The Prospective Review for August, in an article on the work, for the most part commendatory, though certainly without any warmth of praise, makes the prominent stricture upon it to be, a charge against the author of having evaded “the gravest, and in one sense the only serious difficulty, with which the evidences he supports have to contend.” This difficulty is defined to be in the question as to whether our four Gospels are essentially and substantially documents from the pens of Matthew, Mark, Luke, and John, actual companions and contemporaries of Him whose life and lessons are therein recorded. The Reviewer professes to have satisfied his own mind by an affirmative conclusion on this point. But regarding the question as the very turning-point, the paramount and vital element of the existing issue between faith and unbelief, and not finding it to be dealt with in this volume, the Reviewer considers that it is evaded. It might be urged in reply, that this question is not to other minds of such paramount importance, and that its affirmative answer would not be conclusive, as it would still leave open other questions; such, for instance, as those which enter into the theories of Paulus and other Rationalists, and such as are not even excluded from the incidental adjuncts of Strauss’s mythical theory. It might also be urged, that, allowing the question to be paramount in its relation to the whole issue, it is one which is not so judiciously dealt with in the discursiveness of dialogues after dinner, as in the solitary study, with piles of huge tomes, lexicons, and manuscripts that require a most deliberate examination. But to leave the merits and the relative importance of this question undebated, it might have been more generous in the Reviewer to have confined his criticisms to a decision upon what the author has endeavored to accomplish, instead of impugning his judgment in the selection of the points on which to employ his pen. How ever desirable it may be that we should have in another form what Mr. Norton has presented so thoroughly in his work on the Genuineness of the Gospels, it is enough to answer to the Reviewer in the Prospective, that the writer of this volume addressed himself to a different course of argument, starting from other divergences of opinion, philosophical rather than critical in their relations. He certainly was free to select the method and the direction of his argument, if he candidly represented the answering point of view of those to whom he opposed himself.
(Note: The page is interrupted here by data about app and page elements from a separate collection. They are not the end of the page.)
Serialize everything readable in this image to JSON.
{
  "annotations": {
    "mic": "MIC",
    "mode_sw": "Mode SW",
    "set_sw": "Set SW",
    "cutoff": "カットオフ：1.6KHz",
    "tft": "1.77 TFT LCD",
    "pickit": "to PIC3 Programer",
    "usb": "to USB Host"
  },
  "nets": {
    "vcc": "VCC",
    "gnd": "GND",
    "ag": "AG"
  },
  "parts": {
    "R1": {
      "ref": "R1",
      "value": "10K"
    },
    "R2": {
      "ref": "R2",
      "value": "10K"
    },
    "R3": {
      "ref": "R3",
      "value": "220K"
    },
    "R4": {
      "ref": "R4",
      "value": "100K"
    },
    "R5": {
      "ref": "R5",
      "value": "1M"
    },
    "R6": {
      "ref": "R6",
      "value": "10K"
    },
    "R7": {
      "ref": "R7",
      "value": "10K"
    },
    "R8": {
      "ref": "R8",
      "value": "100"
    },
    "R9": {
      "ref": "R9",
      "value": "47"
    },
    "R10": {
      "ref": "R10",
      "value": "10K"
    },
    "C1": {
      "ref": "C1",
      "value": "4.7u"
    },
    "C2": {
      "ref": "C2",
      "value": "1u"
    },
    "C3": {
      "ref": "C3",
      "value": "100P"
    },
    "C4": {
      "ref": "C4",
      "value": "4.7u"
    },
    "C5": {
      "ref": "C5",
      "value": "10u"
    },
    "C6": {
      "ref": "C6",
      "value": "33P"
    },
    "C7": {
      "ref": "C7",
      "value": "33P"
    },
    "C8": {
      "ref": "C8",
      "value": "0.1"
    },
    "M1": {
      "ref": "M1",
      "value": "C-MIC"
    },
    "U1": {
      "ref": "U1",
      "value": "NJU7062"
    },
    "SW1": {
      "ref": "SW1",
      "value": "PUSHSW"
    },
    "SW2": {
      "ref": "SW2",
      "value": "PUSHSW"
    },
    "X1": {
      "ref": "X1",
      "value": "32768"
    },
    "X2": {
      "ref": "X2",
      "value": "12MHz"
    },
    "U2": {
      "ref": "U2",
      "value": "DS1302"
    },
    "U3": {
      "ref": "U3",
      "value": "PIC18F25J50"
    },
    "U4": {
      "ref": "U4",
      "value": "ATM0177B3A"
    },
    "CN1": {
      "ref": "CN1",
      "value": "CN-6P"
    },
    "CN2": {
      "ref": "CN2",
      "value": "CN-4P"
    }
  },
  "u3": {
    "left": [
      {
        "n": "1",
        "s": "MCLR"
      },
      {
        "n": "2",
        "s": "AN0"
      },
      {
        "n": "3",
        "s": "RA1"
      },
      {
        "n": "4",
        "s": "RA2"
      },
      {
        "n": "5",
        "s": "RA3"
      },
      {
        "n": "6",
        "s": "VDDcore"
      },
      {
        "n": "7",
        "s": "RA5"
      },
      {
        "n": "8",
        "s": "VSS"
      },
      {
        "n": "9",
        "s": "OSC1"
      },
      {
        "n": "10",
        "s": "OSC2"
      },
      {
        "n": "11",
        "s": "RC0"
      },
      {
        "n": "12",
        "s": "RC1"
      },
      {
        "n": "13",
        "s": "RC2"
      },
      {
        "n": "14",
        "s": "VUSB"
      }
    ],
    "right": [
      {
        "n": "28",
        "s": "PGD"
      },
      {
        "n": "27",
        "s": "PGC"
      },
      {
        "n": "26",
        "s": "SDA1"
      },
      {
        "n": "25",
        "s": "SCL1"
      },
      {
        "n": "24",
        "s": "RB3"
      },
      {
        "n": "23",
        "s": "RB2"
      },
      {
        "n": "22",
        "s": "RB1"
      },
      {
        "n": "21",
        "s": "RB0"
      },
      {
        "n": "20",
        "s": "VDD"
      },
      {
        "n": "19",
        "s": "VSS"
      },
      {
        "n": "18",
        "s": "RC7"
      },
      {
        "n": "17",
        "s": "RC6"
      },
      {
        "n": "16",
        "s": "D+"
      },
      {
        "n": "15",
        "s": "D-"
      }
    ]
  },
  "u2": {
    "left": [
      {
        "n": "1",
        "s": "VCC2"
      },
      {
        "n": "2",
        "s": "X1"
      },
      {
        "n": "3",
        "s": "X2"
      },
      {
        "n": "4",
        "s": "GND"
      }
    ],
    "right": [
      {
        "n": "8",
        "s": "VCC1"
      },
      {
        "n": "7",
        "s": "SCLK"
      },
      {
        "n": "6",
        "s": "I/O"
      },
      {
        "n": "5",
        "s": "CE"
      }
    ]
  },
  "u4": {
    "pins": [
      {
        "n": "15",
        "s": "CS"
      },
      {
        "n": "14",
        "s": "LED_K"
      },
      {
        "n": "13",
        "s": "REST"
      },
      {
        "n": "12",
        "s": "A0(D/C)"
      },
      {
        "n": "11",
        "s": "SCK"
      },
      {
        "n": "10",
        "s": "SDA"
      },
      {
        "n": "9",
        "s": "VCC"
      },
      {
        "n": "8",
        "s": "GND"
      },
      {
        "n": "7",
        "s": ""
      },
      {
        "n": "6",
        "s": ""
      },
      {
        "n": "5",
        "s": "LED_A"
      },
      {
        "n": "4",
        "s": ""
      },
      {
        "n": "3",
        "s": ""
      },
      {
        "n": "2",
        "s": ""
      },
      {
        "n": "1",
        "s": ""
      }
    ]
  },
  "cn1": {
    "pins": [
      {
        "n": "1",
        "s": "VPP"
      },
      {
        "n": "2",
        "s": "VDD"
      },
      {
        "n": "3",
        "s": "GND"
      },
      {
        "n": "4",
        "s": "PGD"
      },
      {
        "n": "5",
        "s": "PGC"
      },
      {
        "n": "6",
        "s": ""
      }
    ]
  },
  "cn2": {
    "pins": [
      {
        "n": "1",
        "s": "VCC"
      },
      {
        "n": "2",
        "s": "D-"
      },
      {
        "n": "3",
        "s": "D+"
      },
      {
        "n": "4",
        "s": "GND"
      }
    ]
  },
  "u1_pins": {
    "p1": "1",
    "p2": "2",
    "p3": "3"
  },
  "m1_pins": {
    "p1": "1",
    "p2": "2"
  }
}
Amid many episodes and interludes of fancy and narrative, it will be found that the volume arrays its force of argument against two of the assumptions alike of modern and of ancient scepticism; namely, that a revelation from God to men through the agency of a book is an unreasonable tenet of belief; and that it is impossible that a miracle should occur, and impossible that its occurrence should be authenticated. There is a vigorous and logical power displayed in the discussion of these two points. The discomfiture of those who urge these assumptions does not of course convince all scepticism, or substitute faith for it, but it is something to discomfit such pleas, and to expose the fallacies which confuse the minds of their advocates. The matters of debate are lofty, and there is no levity in their treatment.